About 50% of those aged 18 and over and two-thirds of 30 to 40-year-olds have had a first dose.

About 95% of all those aged over 50 have had a first dose of a Covid-19 vaccine.

Overall, about 60% of adults in Northern Ireland are fully vaccinated with two doses.


Bernie Owens, from Belfast Trust, said: "We are coming to the end of the vaccination programme, we are so close.

"So we are trying to do this final push to get the 18 to 29-year-olds, and the 30 to 40-year-olds who've been later being offered the vaccination appointments, to come forward now and we're trying to make it as accessible for them as is possible," the senior director continued.

In Belfast, a walk-in unit operated in the grounds of City Hall until 20:00 BST, offering Pfizer to anyone unvaccinated aged over-18.

Drop-in clinics were also open in parts of County Down, including at the Quays shopping centre in Newry.

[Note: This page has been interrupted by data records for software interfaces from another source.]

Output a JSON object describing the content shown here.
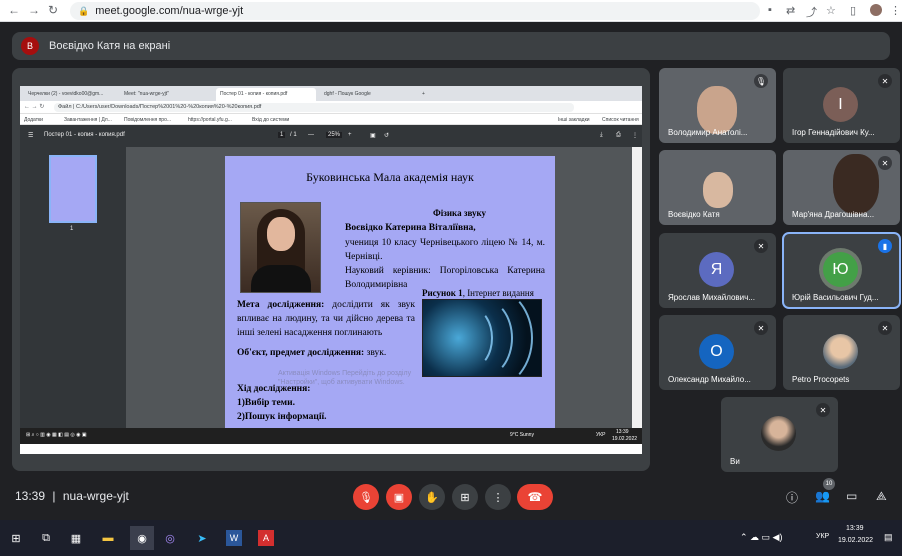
{
  "browser": {
    "url": "meet.google.com/nua-wrge-yjt"
  },
  "banner": {
    "avatar_letter": "В",
    "text": "Воєвідко Катя на екрані"
  },
  "inner_browser": {
    "tabs": [
      "Черчелки (2) - voevidko00@gm...",
      "Meet: \"nua-wrge-yjt\"",
      "Постер 01 - копия - копия.pdf",
      "dghf - Пошук Google"
    ],
    "address": "Файл | C:/Users/user/Downloads/Постер%2001%20-%20копия%20-%20копия.pdf",
    "bookmarks": [
      "Додатки",
      "Завантаження | Дл...",
      "Повідомлення про...",
      "https://portal.yfu.g...",
      "Вхід до системи",
      "Інші закладки",
      "Список читання"
    ]
  },
  "pdf": {
    "filename": "Постер 01 - копия - копия.pdf",
    "page": "1",
    "pages": "/ 1",
    "zoom": "25%",
    "thumb_number": "1"
  },
  "poster": {
    "title": "Буковинська Мала академія наук",
    "subtitle": "Фізика звуку",
    "author": "Воєвідко Катерина Віталіївна,",
    "author_rest": "учениця 10 класу Чернівецького ліцею № 14, м. Чернівці.",
    "supervisor": "Науковий керівник: Погоріловська Катерина Володимирівна",
    "figure_caption_bold": "Рисунок 1",
    "figure_caption": ", Інтернет видання",
    "goal_label": "Мета дослідження:",
    "goal_text": "дослідити як звук впливає на людину, та чи дійсно дерева та інші зелені насадження поглинають",
    "object_label": "Об'єкт, предмет дослідження:",
    "object_text": "звук.",
    "progress_label": "Хід дослідження:",
    "step1": "1)Вибір теми.",
    "step2": "2)Пошук інформації.",
    "watermark": "Активація Windows Перейдіть до розділу \"Настройки\", щоб активувати Windows."
  },
  "inner_taskbar": {
    "weather": "9°C Sunny",
    "lang": "УКР",
    "time": "13:39",
    "date": "19.02.2022"
  },
  "participants": [
    {
      "name": "Володимир Анатолі...",
      "kind": "video"
    },
    {
      "name": "Ігор Геннадійович Ку...",
      "initial": "І",
      "color": "#7b5e57"
    },
    {
      "name": "Воєвідко Катя",
      "kind": "video"
    },
    {
      "name": "Мар'яна Драгошівна...",
      "kind": "video"
    },
    {
      "name": "Ярослав Михайлович...",
      "initial": "Я",
      "color": "#5c6bc0"
    },
    {
      "name": "Юрій Васильович Гуд...",
      "initial": "Ю",
      "color": "#43a047"
    },
    {
      "name": "Олександр Михайло...",
      "initial": "О",
      "color": "#1565c0"
    },
    {
      "name": "Petro Procopets",
      "kind": "photo"
    },
    {
      "name": "Ви",
      "kind": "photo"
    }
  ],
  "bottom": {
    "time": "13:39",
    "separator": "|",
    "code": "nua-wrge-yjt",
    "people_count": "10"
  },
  "taskbar": {
    "lang": "УКР",
    "time": "13:39",
    "date": "19.02.2022"
  }
}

In Castlewellan on Saturday and Newcastle on Sunday, vaccine 'buses' will be offering Moderna vaccines.

Walk-in locations

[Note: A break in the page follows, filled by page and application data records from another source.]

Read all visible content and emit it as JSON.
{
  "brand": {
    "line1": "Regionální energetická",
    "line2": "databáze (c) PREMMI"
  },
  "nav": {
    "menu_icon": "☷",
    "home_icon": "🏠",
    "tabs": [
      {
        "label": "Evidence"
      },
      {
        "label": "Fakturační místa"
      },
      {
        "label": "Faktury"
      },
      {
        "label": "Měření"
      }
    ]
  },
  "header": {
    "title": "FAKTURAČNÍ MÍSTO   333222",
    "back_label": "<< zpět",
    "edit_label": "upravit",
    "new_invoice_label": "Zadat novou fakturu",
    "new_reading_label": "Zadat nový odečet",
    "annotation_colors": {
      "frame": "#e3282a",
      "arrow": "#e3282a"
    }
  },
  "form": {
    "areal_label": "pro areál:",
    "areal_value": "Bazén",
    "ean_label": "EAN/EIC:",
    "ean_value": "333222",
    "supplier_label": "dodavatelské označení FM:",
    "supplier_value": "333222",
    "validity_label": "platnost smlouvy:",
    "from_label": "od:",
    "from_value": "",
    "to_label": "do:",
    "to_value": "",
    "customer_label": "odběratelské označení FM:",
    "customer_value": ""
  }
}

Saturday:

*  Castlewellan Community Centre 11:00-19:00
*  Belfast City Hall 14:30-20:00
*  The Quays, Newry 09:30-15:30

Sunday:


*  Newcastle Community Services, Newcastle 11:00-19:00

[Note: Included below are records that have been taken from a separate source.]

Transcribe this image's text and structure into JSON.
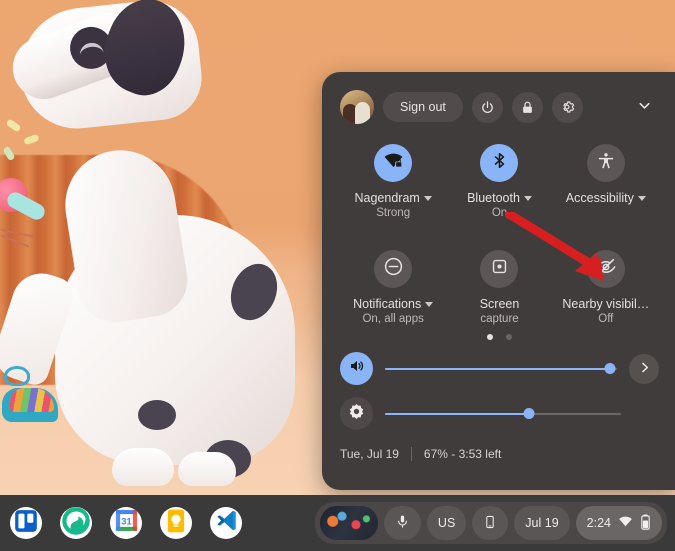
{
  "wallpaper": {
    "description": "3D illustration of a dalmatian dog with red collar on orange background",
    "bg_color": "#eca771"
  },
  "quick_settings": {
    "header": {
      "avatar_name": "user-avatar",
      "sign_out_label": "Sign out",
      "power_icon": "power-icon",
      "lock_icon": "lock-icon",
      "settings_icon": "gear-icon",
      "collapse_icon": "chevron-down-icon"
    },
    "tiles": [
      {
        "id": "network",
        "icon": "wifi-locked-icon",
        "label": "Nagendram",
        "sublabel": "Strong",
        "state": "on",
        "has_caret": true
      },
      {
        "id": "bluetooth",
        "icon": "bluetooth-icon",
        "label": "Bluetooth",
        "sublabel": "On",
        "state": "on",
        "has_caret": true
      },
      {
        "id": "accessibility",
        "icon": "accessibility-icon",
        "label": "Accessibility",
        "sublabel": "",
        "state": "off",
        "has_caret": true
      },
      {
        "id": "notifications",
        "icon": "do-not-disturb-icon",
        "label": "Notifications",
        "sublabel": "On, all apps",
        "state": "off",
        "has_caret": true
      },
      {
        "id": "screen-capture",
        "icon": "screen-capture-icon",
        "label": "Screen",
        "label2": "capture",
        "sublabel": "",
        "state": "off",
        "has_caret": false
      },
      {
        "id": "nearby-visibility",
        "icon": "eye-off-icon",
        "label": "Nearby visibil…",
        "sublabel": "Off",
        "state": "off",
        "has_caret": false
      }
    ],
    "pagination": {
      "total": 2,
      "active": 1
    },
    "volume_slider": {
      "icon": "volume-up-icon",
      "value": 97,
      "expand_icon": "chevron-right-icon"
    },
    "brightness_slider": {
      "icon": "brightness-icon",
      "value": 61
    },
    "footer": {
      "date": "Tue, Jul 19",
      "battery": "67% - 3:53 left"
    }
  },
  "annotation": {
    "type": "arrow",
    "color": "#d81f1f",
    "points_to": "nearby-visibility-tile"
  },
  "shelf": {
    "apps": [
      {
        "id": "trello",
        "name": "trello-icon"
      },
      {
        "id": "green-app",
        "name": "app-icon-green"
      },
      {
        "id": "calendar",
        "name": "google-calendar-icon",
        "day": "31"
      },
      {
        "id": "keep",
        "name": "google-keep-icon"
      },
      {
        "id": "vscode",
        "name": "vs-code-icon"
      }
    ],
    "status": {
      "screenshot_thumb": "screenshot-thumbnail",
      "mic_icon": "microphone-icon",
      "ime_label": "US",
      "phone_icon": "phone-hub-icon",
      "date_label": "Jul 19",
      "time_label": "2:24",
      "wifi_icon": "wifi-icon",
      "battery_icon": "battery-icon"
    }
  },
  "colors": {
    "panel_bg": "#413c3c",
    "accent_blue": "#8ab4f8",
    "tile_off": "#5c5656",
    "shelf_bg": "#3b3a3a",
    "arrow_red": "#d81f1f"
  }
}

Doses of the Pfizer jab will be administered in Newry and Belfast, Moderna will be issued in Castlewellan and Newcastle.

No appointment is needed, however those attending must bring photo ID.


District nurse Suzanne Rogan, who will be on board to administer the vaccines, said people need to bring photographic ID and, where possible, their health and social care number.

"They will be in and out within minutes," she added.

Walk-in slots for second doses are also being offered at the South Eastern Vaccination Centre at the SSE Arena in Belfast.

Anyone who has had a Pfizer vaccine six weeks ago or an AstraZeneca vaccine eight weeks ago is eligible. Second doses cannot be administered at a shorter time interval.

'Potential for another wave'


There has been a sharp rise in the number of positive Covid cases in Northern Ireland compared to a week ago.

However, the number of hospitalisations has not increased significantly: more than 20 patients are currently being treated for the virus, and there is one person on ventilation in an intensive care unit.

Health officials are also investigating large social gatherings involving young people, as Stormont's chief scientific adviser Prof Ian Young warned of the potential for another Covid wave.

Earlier this week, executive ministers were told that the highly transmissible Delta variant, first detected in India, now accounts for 75% of Covid infections and that there has been a slight increase in the R number (the rate of transmission) from between 1.2 and 1.5 to between 1.2 and 1.6.